--- Extracted entries ---
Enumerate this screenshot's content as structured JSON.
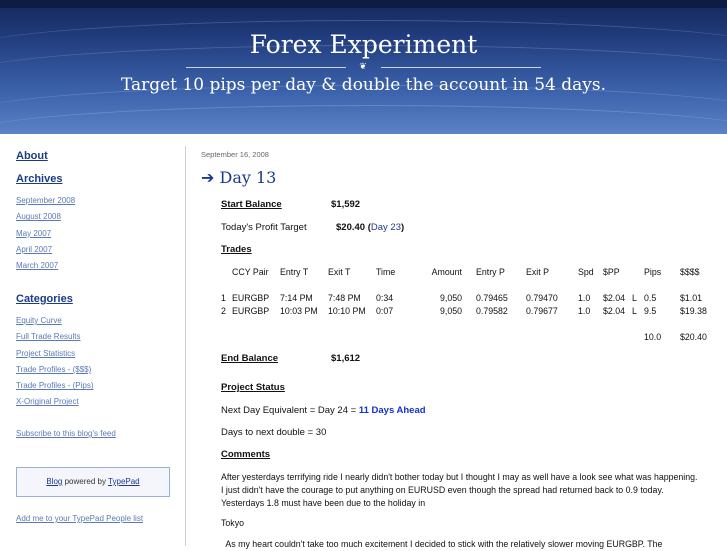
{
  "header": {
    "title": "Forex Experiment",
    "ornament": "❦",
    "subtitle": "Target 10 pips per day & double the account in 54 days."
  },
  "sidebar": {
    "about": "About",
    "archives": "Archives",
    "archive_links": [
      "September 2008",
      "August 2008",
      "May 2007",
      "April 2007",
      "March 2007"
    ],
    "categories": "Categories",
    "category_links": [
      "Equity Curve",
      "Full Trade Results",
      "Project Statistics",
      "Trade Profiles - ($$$)",
      "Trade Profiles - (Pips)",
      "X-Original Project"
    ],
    "subscribe": "Subscribe to this blog's feed",
    "typepad_blog": "Blog",
    "typepad_mid": " powered by ",
    "typepad_brand": "TypePad",
    "people_list": "Add me to your TypePad People list"
  },
  "post": {
    "date": "September 16, 2008",
    "arrow": "➔",
    "title": "Day 13",
    "start_balance_label": "Start Balance",
    "start_balance_value": "$1,592",
    "profit_target_label": "Today's Profit Target",
    "profit_target_value": "$20.40",
    "profit_target_open": " (",
    "profit_target_link": "Day 23",
    "profit_target_close": ")",
    "trades_label": "Trades",
    "columns": [
      "CCY Pair",
      "Entry T",
      "Exit T",
      "Time",
      "Amount",
      "Entry P",
      "Exit P",
      "Spd",
      "$PP",
      "",
      "Pips",
      "$$$$"
    ],
    "rows": [
      [
        "1",
        "EURGBP",
        "7:14 PM",
        "7:48 PM",
        "0:34",
        "9,050",
        "0.79465",
        "0.79470",
        "1.0",
        "$2.04",
        "L",
        "0.5",
        "$1.01"
      ],
      [
        "2",
        "EURGBP",
        "10:03 PM",
        "10:10 PM",
        "0:07",
        "9,050",
        "0.79582",
        "0.79677",
        "1.0",
        "$2.04",
        "L",
        "9.5",
        "$19.38"
      ]
    ],
    "total_pips": "10.0",
    "total_amount": "$20.40",
    "end_balance_label": "End Balance",
    "end_balance_value": "$1,612",
    "project_status_label": "Project Status",
    "next_day_text": "Next Day Equivalent = Day 24 = ",
    "next_day_ahead": "11 Days Ahead",
    "days_to_double": "Days to next double = 30",
    "comments_label": "Comments",
    "comment_1": "After yesterdays terrifying ride I nearly didn't bother today but I thought I may as well have a look see what was happening. I just didn't have the courage to put anything on EURUSD even though the spread had returned back to 0.9 today. Yesterdays 1.8 must have been due to the holiday in",
    "comment_2": "Tokyo",
    "comment_3": "  As my heart couldn't take too much excitement I decided to stick with the relatively slower moving EURGBP. The"
  }
}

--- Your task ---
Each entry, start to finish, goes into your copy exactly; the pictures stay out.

--- Answer box ---
Enumerate this screenshot's content as structured JSON.
{
  "header": {
    "title": "Forex Experiment",
    "ornament": "❦",
    "subtitle": "Target 10 pips per day & double the account in 54 days."
  },
  "sidebar": {
    "about": "About",
    "archives": "Archives",
    "archive_links": [
      "September 2008",
      "August 2008",
      "May 2007",
      "April 2007",
      "March 2007"
    ],
    "categories": "Categories",
    "category_links": [
      "Equity Curve",
      "Full Trade Results",
      "Project Statistics",
      "Trade Profiles - ($$$)",
      "Trade Profiles - (Pips)",
      "X-Original Project"
    ],
    "subscribe": "Subscribe to this blog's feed",
    "typepad_blog": "Blog",
    "typepad_mid": " powered by ",
    "typepad_brand": "TypePad",
    "people_list": "Add me to your TypePad People list"
  },
  "post": {
    "date": "September 16, 2008",
    "arrow": "➔",
    "title": "Day 13",
    "start_balance_label": "Start Balance",
    "start_balance_value": "$1,592",
    "profit_target_label": "Today's Profit Target",
    "profit_target_value": "$20.40",
    "profit_target_open": " (",
    "profit_target_link": "Day 23",
    "profit_target_close": ")",
    "trades_label": "Trades",
    "columns": [
      "CCY Pair",
      "Entry T",
      "Exit T",
      "Time",
      "Amount",
      "Entry P",
      "Exit P",
      "Spd",
      "$PP",
      "",
      "Pips",
      "$$$$"
    ],
    "rows": [
      [
        "1",
        "EURGBP",
        "7:14 PM",
        "7:48 PM",
        "0:34",
        "9,050",
        "0.79465",
        "0.79470",
        "1.0",
        "$2.04",
        "L",
        "0.5",
        "$1.01"
      ],
      [
        "2",
        "EURGBP",
        "10:03 PM",
        "10:10 PM",
        "0:07",
        "9,050",
        "0.79582",
        "0.79677",
        "1.0",
        "$2.04",
        "L",
        "9.5",
        "$19.38"
      ]
    ],
    "total_pips": "10.0",
    "total_amount": "$20.40",
    "end_balance_label": "End Balance",
    "end_balance_value": "$1,612",
    "project_status_label": "Project Status",
    "next_day_text": "Next Day Equivalent = Day 24 = ",
    "next_day_ahead": "11 Days Ahead",
    "days_to_double": "Days to next double = 30",
    "comments_label": "Comments",
    "comment_1": "After yesterdays terrifying ride I nearly didn't bother today but I thought I may as well have a look see what was happening. I just didn't have the courage to put anything on EURUSD even though the spread had returned back to 0.9 today. Yesterdays 1.8 must have been due to the holiday in",
    "comment_2": "Tokyo",
    "comment_3": "  As my heart couldn't take too much excitement I decided to stick with the relatively slower moving EURGBP. The"
  }
}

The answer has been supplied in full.